As Metcalf’s success as a beneficiary increased, Wilson also trusted him on intermediate routes. By the end of the season, the connection between Wilson and Metcalf was automatic and that must be overwhelmingly exciting for the Seahawks. A backbone throw requires timing and trust, and Wilson and Metcalf have proven that they already agree on this.

The last piece of Metcalf’s rookie season development has corrected an earlier low. Just as his bad game would be redeemed on Seattle’s first trip to Philadelphia, he spent the last month of the season outperforming his poor performance in week 4. In this game, a trip to Arizona, Metcalf was hit four times. Three of them were shots from the end zone, which were incomplete when the rookie receiver either made incorrect jumps or played quietly at the catch point. It was completely frustrating: a recipient with Metcalf’s athleticism and physique should be consistently successful with competitive catches.

At week 15, Metcalf got a light touchdown attack on Donte Jackson, perfectly coordinating his jump and lowering the score through the helpless cornerback. Another touchdown similarly would follow in week 17, when Metcalf started putting the football on stage. Of course, Metcalf used his newly discovered success to win the game in a historic playoff debut.

Throughout the season, Metcalf was worried about his unbalanced athletic profile and reputation as a one-trick pony by developing subtle nuances for his game and a great partnership with his quarterback. Slowly, the Seahawks began integrating him across the lineup – just a left-sided receiver at Ole Miss, a developmental constraint on crippled Kevin White and other sophisticated receivers – Metcalf ended the season after playing 63 percent of the time on the left , 26 percent on the right and 11 percent in the slot.

Concerns about his health have also been unfounded. Metcalf not only had a healthy 2019, he also showed excellent toughness after being caught. So much so that one of Seattle’s creators became a screen-out for Metcalf.
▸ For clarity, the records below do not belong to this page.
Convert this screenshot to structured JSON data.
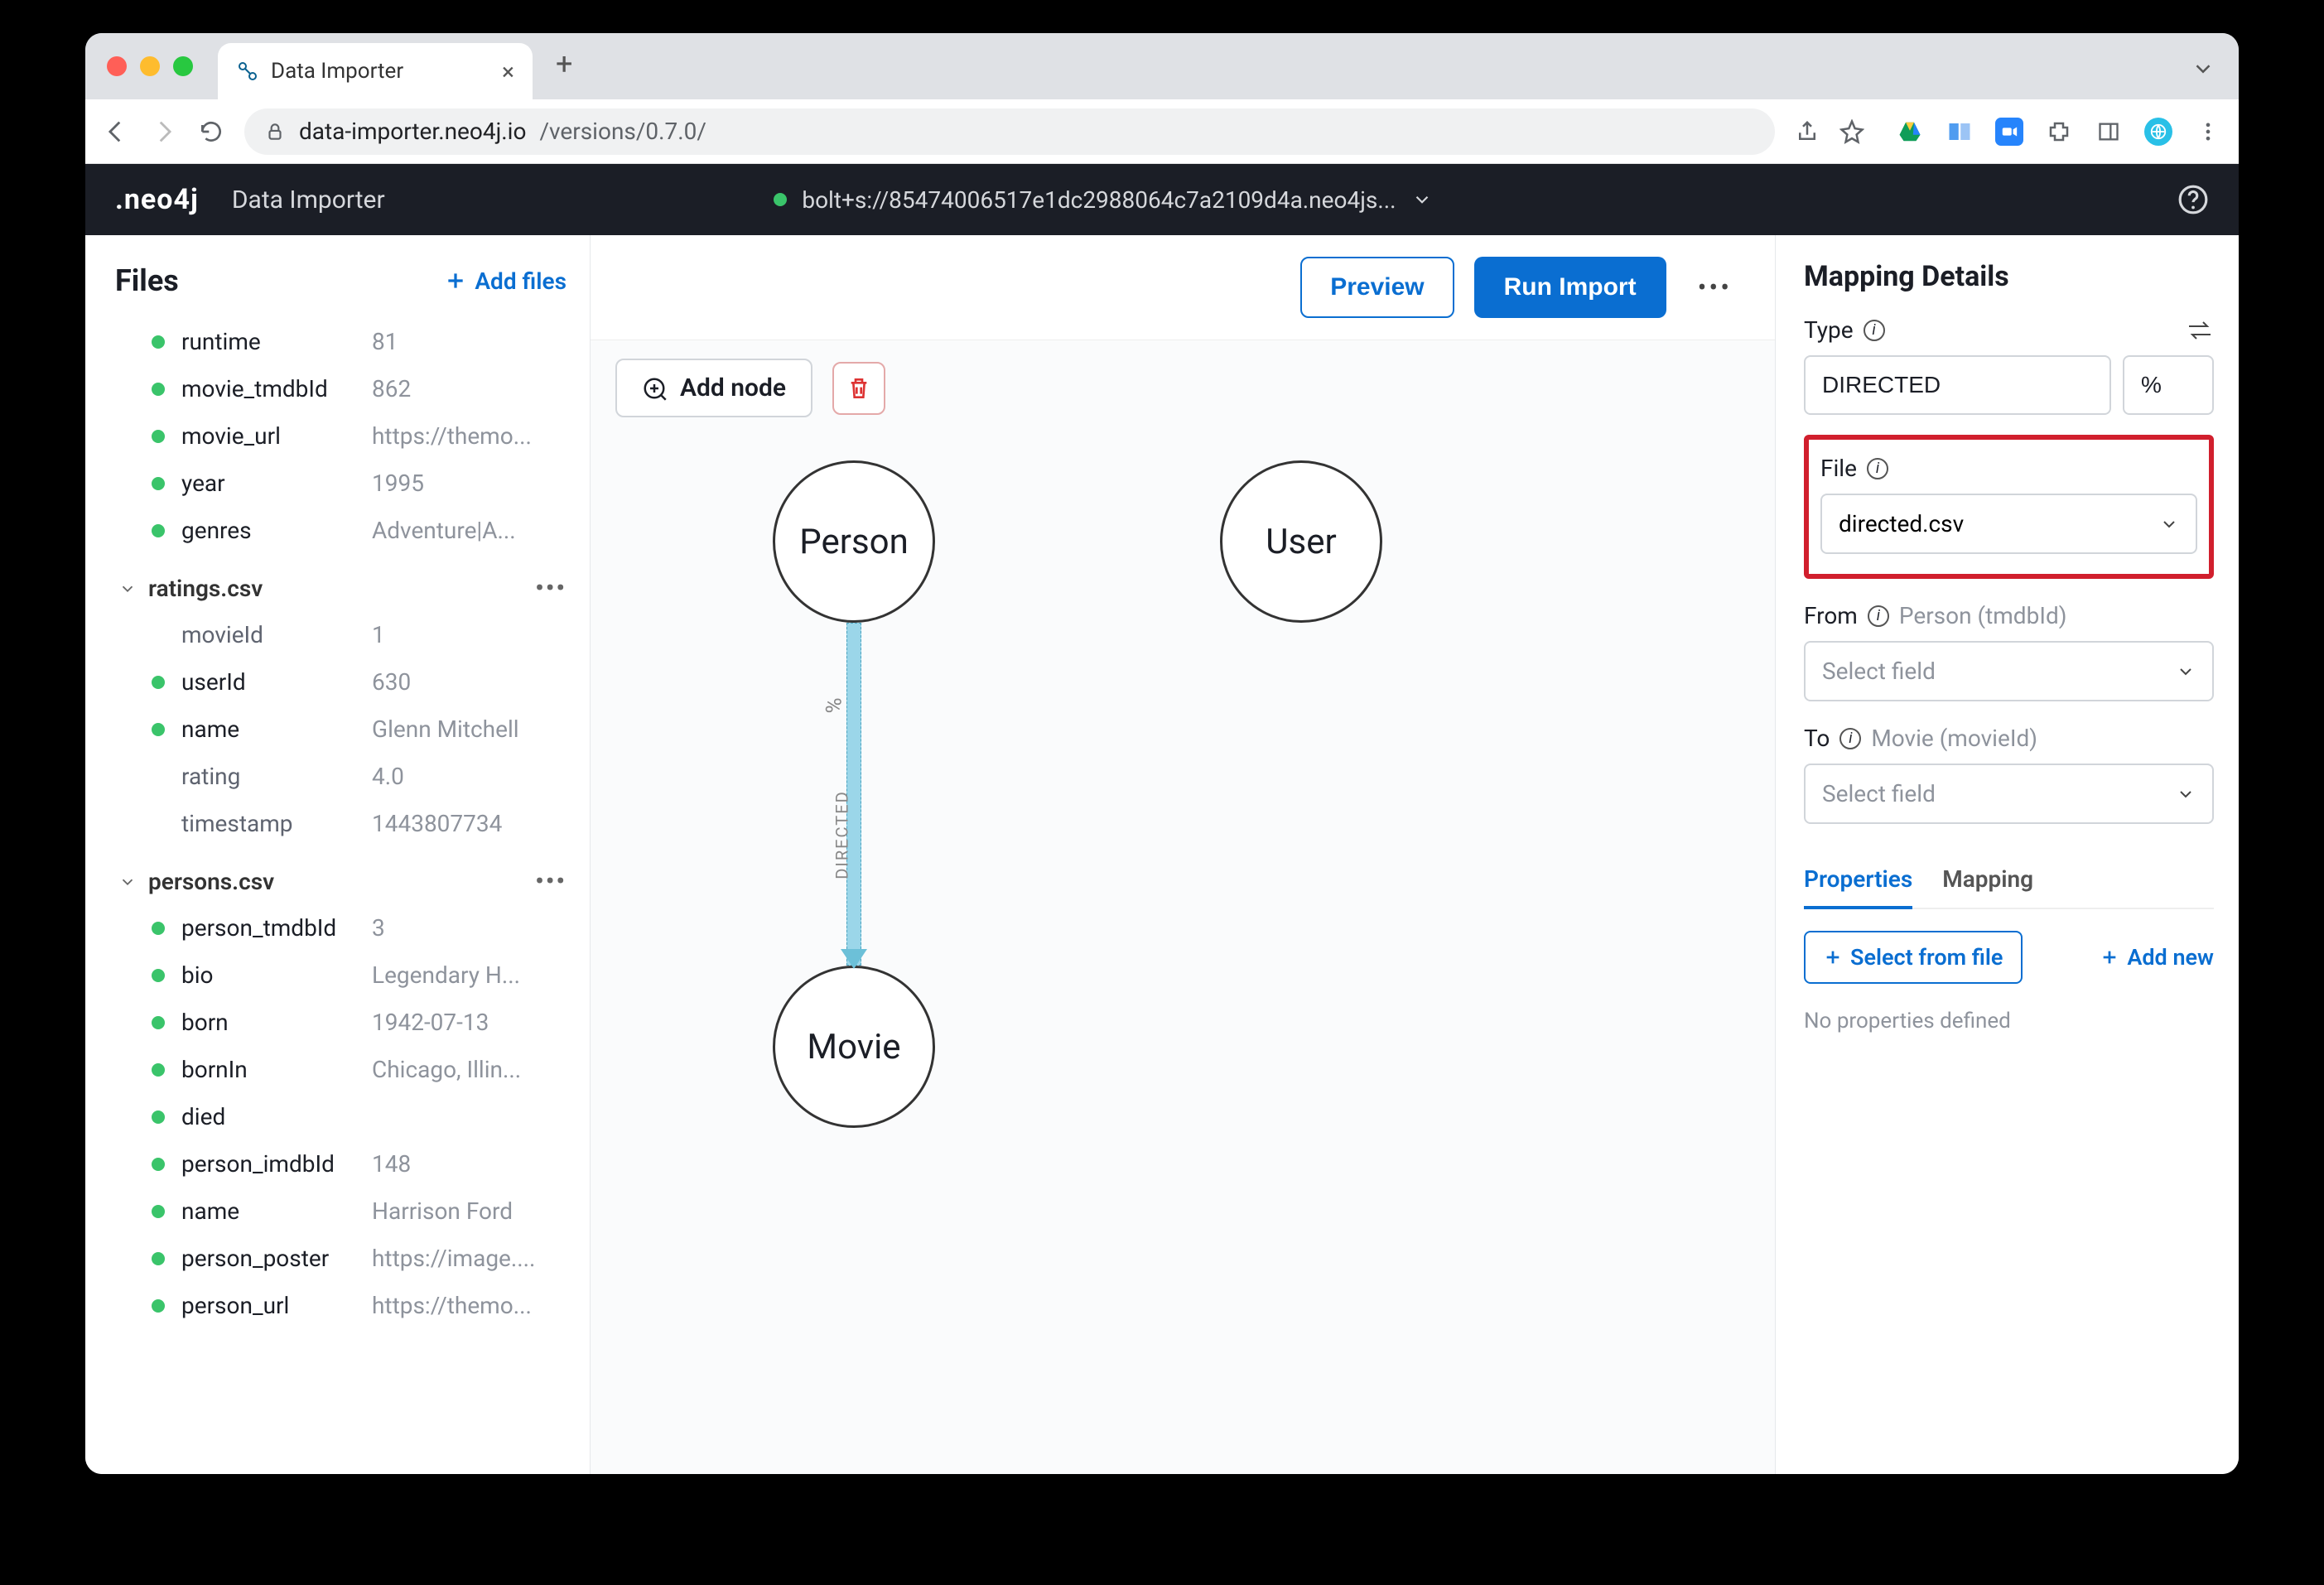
{
  "browser": {
    "tab_title": "Data Importer",
    "url_host": "data-importer.neo4j.io",
    "url_path": "/versions/0.7.0/"
  },
  "app": {
    "logo": ".neo4j",
    "title": "Data Importer",
    "connection": "bolt+s://85474006517e1dc2988064c7a2109d4a.neo4js..."
  },
  "sidebar": {
    "title": "Files",
    "add_files": "Add files",
    "orphan_fields": [
      {
        "name": "runtime",
        "value": "81",
        "dot": true
      },
      {
        "name": "movie_tmdbId",
        "value": "862",
        "dot": true
      },
      {
        "name": "movie_url",
        "value": "https://themo...",
        "dot": true
      },
      {
        "name": "year",
        "value": "1995",
        "dot": true
      },
      {
        "name": "genres",
        "value": "Adventure|A...",
        "dot": true
      }
    ],
    "groups": [
      {
        "file": "ratings.csv",
        "fields": [
          {
            "name": "movieId",
            "value": "1",
            "dot": false
          },
          {
            "name": "userId",
            "value": "630",
            "dot": true
          },
          {
            "name": "name",
            "value": "Glenn Mitchell",
            "dot": true
          },
          {
            "name": "rating",
            "value": "4.0",
            "dot": false
          },
          {
            "name": "timestamp",
            "value": "1443807734",
            "dot": false
          }
        ]
      },
      {
        "file": "persons.csv",
        "fields": [
          {
            "name": "person_tmdbId",
            "value": "3",
            "dot": true
          },
          {
            "name": "bio",
            "value": "Legendary H...",
            "dot": true
          },
          {
            "name": "born",
            "value": "1942-07-13",
            "dot": true
          },
          {
            "name": "bornIn",
            "value": "Chicago, Illin...",
            "dot": true
          },
          {
            "name": "died",
            "value": "",
            "dot": true
          },
          {
            "name": "person_imdbId",
            "value": "148",
            "dot": true
          },
          {
            "name": "name",
            "value": "Harrison Ford",
            "dot": true
          },
          {
            "name": "person_poster",
            "value": "https://image....",
            "dot": true
          },
          {
            "name": "person_url",
            "value": "https://themo...",
            "dot": true
          }
        ]
      }
    ]
  },
  "canvas": {
    "preview": "Preview",
    "run_import": "Run Import",
    "add_node": "Add node",
    "nodes": {
      "person": "Person",
      "user": "User",
      "movie": "Movie"
    },
    "rel_label": "DIRECTED",
    "rel_pct": "%"
  },
  "details": {
    "title": "Mapping Details",
    "type_label": "Type",
    "type_value": "DIRECTED",
    "type_pct": "%",
    "file_label": "File",
    "file_value": "directed.csv",
    "from_label": "From",
    "from_sub": "Person (tmdbId)",
    "from_placeholder": "Select field",
    "to_label": "To",
    "to_sub": "Movie (movieId)",
    "to_placeholder": "Select field",
    "tabs": {
      "properties": "Properties",
      "mapping": "Mapping"
    },
    "select_from_file": "Select from file",
    "add_new": "Add new",
    "empty": "No properties defined"
  }
}
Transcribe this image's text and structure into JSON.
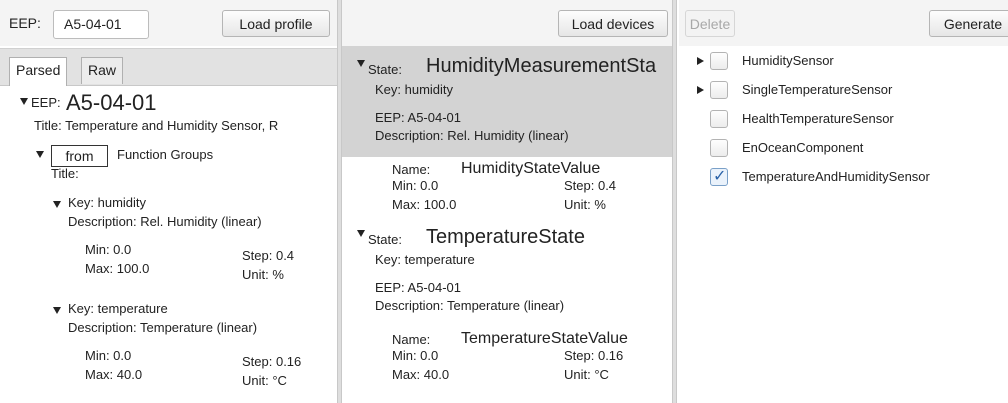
{
  "left": {
    "eep_label": "EEP:",
    "eep_value": "A5-04-01",
    "load_profile_button": "Load profile",
    "tabs": [
      {
        "label": "Parsed"
      },
      {
        "label": "Raw"
      }
    ],
    "tree": {
      "eep_label": "EEP:",
      "eep_value": "A5-04-01",
      "title": "Title:  Temperature and Humidity Sensor, R",
      "from_label": "from",
      "function_groups": "Function Groups",
      "fg_title": "Title:",
      "fields": [
        {
          "key": "Key: humidity",
          "description": "Description: Rel. Humidity (linear)",
          "min": "Min: 0.0",
          "max": "Max:  100.0",
          "step": "Step: 0.4",
          "unit": "Unit:  %"
        },
        {
          "key": "Key: temperature",
          "description": "Description: Temperature (linear)",
          "min": "Min: 0.0",
          "max": "Max:  40.0",
          "step": "Step: 0.16",
          "unit": "Unit:  °C"
        }
      ]
    }
  },
  "middle": {
    "load_devices_button": "Load devices",
    "states": [
      {
        "state_label": "State:",
        "state_name": "HumidityMeasurementSta",
        "key": "Key: humidity",
        "eep": "EEP: A5-04-01",
        "description": "Description: Rel. Humidity (linear)",
        "name_label": "Name:",
        "name_value": "HumidityStateValue",
        "min": "Min: 0.0",
        "max": "Max:  100.0",
        "step": "Step: 0.4",
        "unit": "Unit:  %"
      },
      {
        "state_label": "State:",
        "state_name": "TemperatureState",
        "key": "Key: temperature",
        "eep": "EEP: A5-04-01",
        "description": "Description: Temperature (linear)",
        "name_label": "Name:",
        "name_value": "TemperatureStateValue",
        "min": "Min: 0.0",
        "max": "Max:  40.0",
        "step": "Step: 0.16",
        "unit": "Unit:  °C"
      }
    ]
  },
  "right": {
    "delete_button": "Delete",
    "generate_button": "Generate",
    "items": [
      {
        "label": "HumiditySensor",
        "expandable": true,
        "checked": false
      },
      {
        "label": "SingleTemperatureSensor",
        "expandable": true,
        "checked": false
      },
      {
        "label": "HealthTemperatureSensor",
        "expandable": false,
        "checked": false
      },
      {
        "label": "EnOceanComponent",
        "expandable": false,
        "checked": false
      },
      {
        "label": "TemperatureAndHumiditySensor",
        "expandable": false,
        "checked": true
      }
    ]
  },
  "icons": {
    "expanded": "triangle-down-icon",
    "collapsed": "triangle-right-icon",
    "check": "checkmark-icon"
  },
  "colors": {
    "selection": "#d3d3d3",
    "toolbar": "#f4f4f4",
    "check": "#2a62a8"
  }
}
Among all the criticisms of Metcalf as a potential newcomer, the only one that really got stuck during his rookie season was ball safety. Although he only registered seven drops, he added three costly delusions. The problem of fumbling should be easily resolved while the problem of fumbling is still in progress. There is reason for optimism here too.

Metcalf’s drops were generally a product of focus and not a blatant weakness in his technique. This is something that is fully correctable and that he has worked on to correct it. After training in 2019, he was regularly seen on the JUGS machine. We also saw some examples of incredible focus that should make you think that your focus will increase and the drops will drop.

On the surface, Metcalf’s rookie season was a resounding success: most yards, touchdowns, and catches by a rookie in the Pete Carroll era; the second most frequent catches and yards and the third most frequent touchdowns in franchise history; he joined an illustrious list of wideouts before his 22nd birthday; the most receptive yards of a Seahawks receiver in playoff history; and most yards from a rookie in playoff history.

It’s even more exciting under the surface. Metcalf developed a fairly complete route tree, actively addressing shortcomings in his game during the season and playing his best football in December and January.

The most exciting thing, however, is that Metcalf – on the way to fame – is just beginning.